§ **TASK OBJECTIVE**: Pull every line from the records that has the word "this" in it.

§ **Website and app data records**:
BEGIN
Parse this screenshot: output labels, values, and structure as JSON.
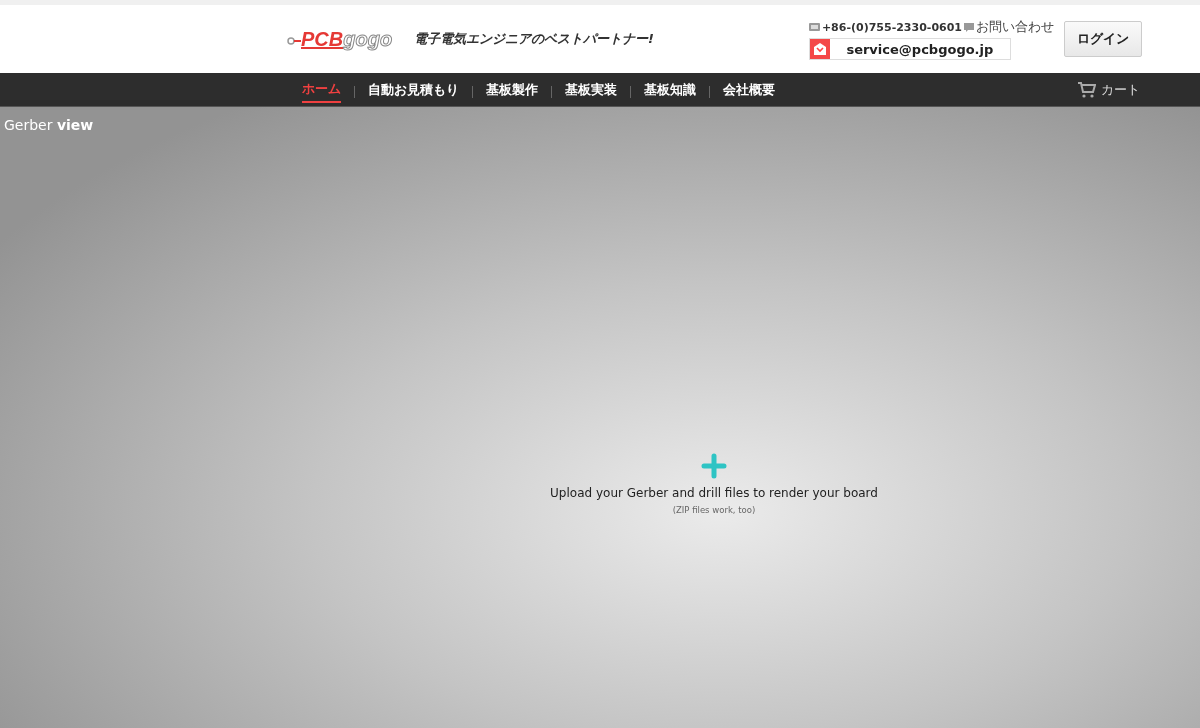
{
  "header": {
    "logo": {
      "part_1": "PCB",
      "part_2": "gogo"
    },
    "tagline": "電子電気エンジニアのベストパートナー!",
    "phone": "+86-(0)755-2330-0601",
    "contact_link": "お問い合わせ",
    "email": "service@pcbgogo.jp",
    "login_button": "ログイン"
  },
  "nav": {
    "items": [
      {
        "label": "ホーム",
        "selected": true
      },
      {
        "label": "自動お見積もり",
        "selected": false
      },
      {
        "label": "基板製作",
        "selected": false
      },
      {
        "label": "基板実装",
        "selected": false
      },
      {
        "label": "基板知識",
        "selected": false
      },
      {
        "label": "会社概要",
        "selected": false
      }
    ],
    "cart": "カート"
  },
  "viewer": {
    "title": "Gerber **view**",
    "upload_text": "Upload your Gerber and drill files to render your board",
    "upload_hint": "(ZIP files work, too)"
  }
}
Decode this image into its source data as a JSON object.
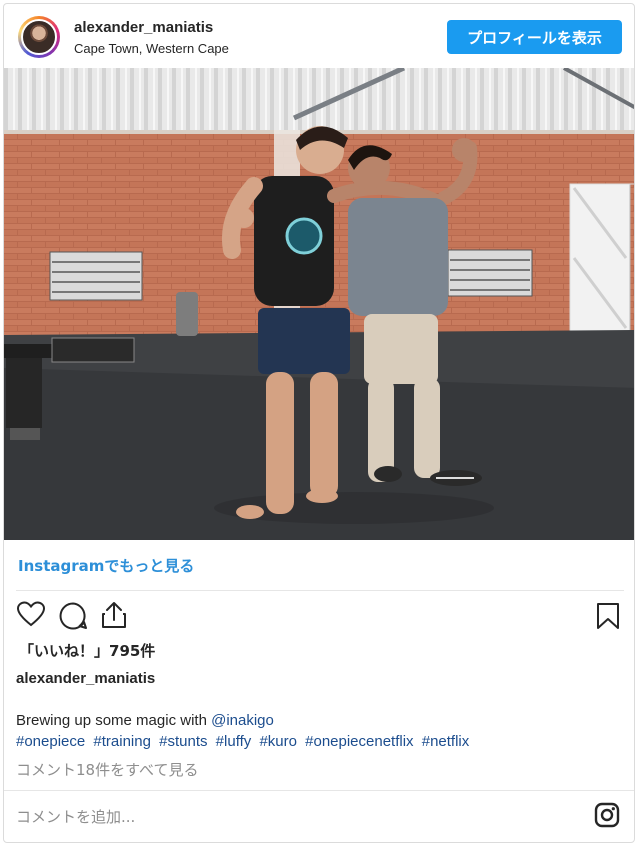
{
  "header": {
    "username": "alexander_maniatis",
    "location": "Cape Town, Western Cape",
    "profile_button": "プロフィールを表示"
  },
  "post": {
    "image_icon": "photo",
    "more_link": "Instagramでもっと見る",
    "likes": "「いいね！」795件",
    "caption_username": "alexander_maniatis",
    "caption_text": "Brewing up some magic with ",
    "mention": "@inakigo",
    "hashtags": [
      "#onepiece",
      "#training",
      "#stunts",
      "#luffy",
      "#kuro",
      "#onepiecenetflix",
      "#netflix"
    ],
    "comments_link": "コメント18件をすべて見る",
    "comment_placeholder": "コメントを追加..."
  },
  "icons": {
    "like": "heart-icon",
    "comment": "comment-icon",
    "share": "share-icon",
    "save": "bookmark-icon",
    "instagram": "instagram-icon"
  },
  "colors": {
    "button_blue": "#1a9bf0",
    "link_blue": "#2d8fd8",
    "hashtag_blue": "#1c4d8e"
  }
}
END
§ **RESPONSE AREA**:
Parse this screenshot: output labels, values, and structure as JSON.
Decode this image into its source data as a JSON object.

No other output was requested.